Eighth hour: Spear is the key to unlock the Manno’s prison.


Signs of divine war: the giants are locking down their borders, and building great walls to keep the war out. Forests growing dark and sinister. Human armies in open conflict.



3. The oracle tells the heroes that the dragon has the ring


Ninth hour: Manno explains that there is a magic ring that will settle the war between the gods.


Tenth hour: Adventure into Alfheim. Elf-queen sends heroes into Niflheim to recover magic ice, which she turns into magic water for the oracle.


Eleventh hour: Adventure into Svartalfheim. Dwarf-king sends heroes to Muspellheim to recover magic fire, which he uses to forge a magic mirror for the oracle.


Twelfth hour: Manno reveals that the dragon Fafnir has the ring, and that only a long-dead warrior knows his weakness.

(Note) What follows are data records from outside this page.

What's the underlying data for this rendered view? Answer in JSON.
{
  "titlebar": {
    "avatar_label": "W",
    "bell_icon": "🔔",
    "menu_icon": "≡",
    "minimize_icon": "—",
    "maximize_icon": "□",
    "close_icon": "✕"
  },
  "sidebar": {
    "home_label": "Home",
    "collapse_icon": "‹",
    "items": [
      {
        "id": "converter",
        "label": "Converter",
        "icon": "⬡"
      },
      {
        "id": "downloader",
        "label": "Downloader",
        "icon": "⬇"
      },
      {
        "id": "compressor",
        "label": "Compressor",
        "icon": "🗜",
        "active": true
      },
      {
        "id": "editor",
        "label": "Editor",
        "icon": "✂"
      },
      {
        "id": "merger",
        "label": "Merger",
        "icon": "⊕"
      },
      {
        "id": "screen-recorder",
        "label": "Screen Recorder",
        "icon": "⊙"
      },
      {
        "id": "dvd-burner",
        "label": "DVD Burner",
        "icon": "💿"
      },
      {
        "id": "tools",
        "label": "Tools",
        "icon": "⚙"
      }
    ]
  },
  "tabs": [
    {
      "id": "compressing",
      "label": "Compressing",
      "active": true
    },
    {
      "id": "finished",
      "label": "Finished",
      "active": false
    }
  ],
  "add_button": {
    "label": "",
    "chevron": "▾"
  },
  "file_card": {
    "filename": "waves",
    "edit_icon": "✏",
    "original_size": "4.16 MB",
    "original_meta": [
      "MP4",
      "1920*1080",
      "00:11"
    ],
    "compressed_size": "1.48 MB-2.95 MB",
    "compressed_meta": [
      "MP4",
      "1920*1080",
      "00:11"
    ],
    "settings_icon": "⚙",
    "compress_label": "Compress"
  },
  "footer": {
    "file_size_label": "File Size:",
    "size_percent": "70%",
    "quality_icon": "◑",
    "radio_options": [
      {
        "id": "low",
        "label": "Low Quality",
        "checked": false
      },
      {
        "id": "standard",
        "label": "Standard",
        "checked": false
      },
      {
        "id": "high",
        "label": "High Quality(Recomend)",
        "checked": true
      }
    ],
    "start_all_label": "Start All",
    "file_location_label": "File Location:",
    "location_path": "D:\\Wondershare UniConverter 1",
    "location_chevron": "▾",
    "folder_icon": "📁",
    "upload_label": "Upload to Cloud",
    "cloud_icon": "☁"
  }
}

Signs of divine war: Elves are openly armed with magic weapons. Dwarven forges are running nonstop producing arms and armour for the gods. Packs of wolves and flocks of ravens are seen everywhere. Death of the High King, leading to massive civil war.



4. The heroes slay the dragon and recover the ring


Thirteenth hour: Into Hel!


Fourteenth hour: Meet Regin, a giant-smith, and the betrayed brother of Fafnir.


Fifteenth hour: Recover the fragments of the Sword of Sigmund, forged by Wayland the Smith, and destroyed when it was wielded against Odin, now guarded by a fierce demon (and Theodred). The fragments are reforged by Regin into Gram (Wrath).


Sixteenth hour: Battle with Fafnir’s children (naga?) and the dragon himself.


Signs of divine war: Magical beasts, including valkyries, everywhere. Earthquakes, storms. Ruined cities. Fields of corpses.



5. The heroes give the ring to either the Aesir or Vanir


Seventeenth hour: Delegations led by Odin on behalf of the Aesir, and Njord on behalf of the Vanir attend the heroes.


Eighteenth hour: Delegations from Alfheim, Svartalfheim, and the kingdoms of men attend the heroes. What they want will be determined by past dealings. Probably Elves want the passageway between the worlds closed, to keep the war from spilling over; Dwarves want the ring kept from the gods, so that they kill each other off; Men want to use the ring and become gods themselves.


Nineteenth hour: Violence! Somebody attacks. Goblins? Trolls. Yeah, that sounds good.


Twentieth hour: Can the ring be destroyed? Probably. Or else the heroes give it to somebody.


Signs of divine war: Doesn’t get much more personal. Odin always has storms and lightning around. Njord is cold and damp and ageless.



6. The heroes decide the war between the Aesir and Vanir


Twenty-first hour: No matter what happens, somebody is pissed.


Twenty-second hour: War of the gods unleashes Hate and Treachery, two giant magic wolves. Everything becomes wintery all of a sudden. Also their father Fenris.


Twenty-third hour: Jormungand, the World Serpent, arises. Huge upheaval in the oceans, glaciers breaking off, all that fun stuff. Fight him, heroes!


Twenty-fourth hour: Man, I dunno. Pick up the pieces of whatever is left.


Signs of divine war: Maybe the world ends?

Has anybody else had this problem?

Has anybody else had this problem?

Has anybody else had this problem?

I ran a 24-hour Dungeon World game a few months ago, and after about the fourth hour, I noticed something: players specifically rolling their weaker stats and stepping into situations where they knew that failure was likely due to the automatic XP for a failed roll. Meaning that these heroes were specifically avoiding rolling their best stats and pursuing the things for which their class was designed. I was a bit stonewalled, and just ran with it.

Any suggestions? I thought about increasing the lethal consequences of failure, so that yes, you get XP, but at substantial cost. Has anyone tried that successfully?

Relevant to none of you, but my copy of the book (along with my shirt) is now waiting at my post office for pickup!

Relevant to none of you, but my copy of the book (along with my shirt) is now waiting at my post office for pickup!

Relevant to none of you, but my copy of the book (along with my shirt) is now waiting at my post office for pickup! Finally! Canada Customs can roll + suck it.